A word-for-word copy of the entries below is required.

▶ _Material to process_
——

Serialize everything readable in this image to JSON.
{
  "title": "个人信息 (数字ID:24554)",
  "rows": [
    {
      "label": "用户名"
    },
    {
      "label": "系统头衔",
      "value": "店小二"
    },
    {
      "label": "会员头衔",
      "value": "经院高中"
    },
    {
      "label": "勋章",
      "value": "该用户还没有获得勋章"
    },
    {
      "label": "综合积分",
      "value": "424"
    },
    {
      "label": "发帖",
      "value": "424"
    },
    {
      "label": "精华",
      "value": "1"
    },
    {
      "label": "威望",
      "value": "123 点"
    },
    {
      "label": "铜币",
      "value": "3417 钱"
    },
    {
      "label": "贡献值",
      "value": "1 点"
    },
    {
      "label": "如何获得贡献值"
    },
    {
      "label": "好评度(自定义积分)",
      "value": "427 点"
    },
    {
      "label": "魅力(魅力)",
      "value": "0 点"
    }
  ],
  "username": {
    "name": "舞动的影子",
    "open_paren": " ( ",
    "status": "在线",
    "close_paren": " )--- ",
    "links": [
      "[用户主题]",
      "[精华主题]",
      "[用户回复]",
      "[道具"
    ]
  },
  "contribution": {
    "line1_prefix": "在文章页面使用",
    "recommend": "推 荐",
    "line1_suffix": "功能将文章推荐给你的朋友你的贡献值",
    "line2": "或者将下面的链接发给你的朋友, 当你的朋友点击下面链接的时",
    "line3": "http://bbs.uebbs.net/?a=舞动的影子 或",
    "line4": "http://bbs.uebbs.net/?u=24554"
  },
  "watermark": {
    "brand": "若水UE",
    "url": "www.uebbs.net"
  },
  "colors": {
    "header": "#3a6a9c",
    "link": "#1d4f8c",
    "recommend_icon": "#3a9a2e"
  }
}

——

▶ _Response for this exercise_
Serialize everything readable in this image to JSON.
{
  "title": "个人信息 (数字ID:24554)",
  "rows": [
    {
      "label": "用户名"
    },
    {
      "label": "系统头衔",
      "value": "店小二"
    },
    {
      "label": "会员头衔",
      "value": "经院高中"
    },
    {
      "label": "勋章",
      "value": "该用户还没有获得勋章"
    },
    {
      "label": "综合积分",
      "value": "424"
    },
    {
      "label": "发帖",
      "value": "424"
    },
    {
      "label": "精华",
      "value": "1"
    },
    {
      "label": "威望",
      "value": "123 点"
    },
    {
      "label": "铜币",
      "value": "3417 钱"
    },
    {
      "label": "贡献值",
      "value": "1 点"
    },
    {
      "label": "如何获得贡献值"
    },
    {
      "label": "好评度(自定义积分)",
      "value": "427 点"
    },
    {
      "label": "魅力(魅力)",
      "value": "0 点"
    }
  ],
  "username": {
    "name": "舞动的影子",
    "open_paren": " ( ",
    "status": "在线",
    "close_paren": " )--- ",
    "links": [
      "[用户主题]",
      "[精华主题]",
      "[用户回复]",
      "[道具"
    ]
  },
  "contribution": {
    "line1_prefix": "在文章页面使用",
    "recommend": "推 荐",
    "line1_suffix": "功能将文章推荐给你的朋友你的贡献值",
    "line2": "或者将下面的链接发给你的朋友, 当你的朋友点击下面链接的时",
    "line3": "http://bbs.uebbs.net/?a=舞动的影子 或",
    "line4": "http://bbs.uebbs.net/?u=24554"
  },
  "watermark": {
    "brand": "若水UE",
    "url": "www.uebbs.net"
  },
  "colors": {
    "header": "#3a6a9c",
    "link": "#1d4f8c",
    "recommend_icon": "#3a9a2e"
  }
}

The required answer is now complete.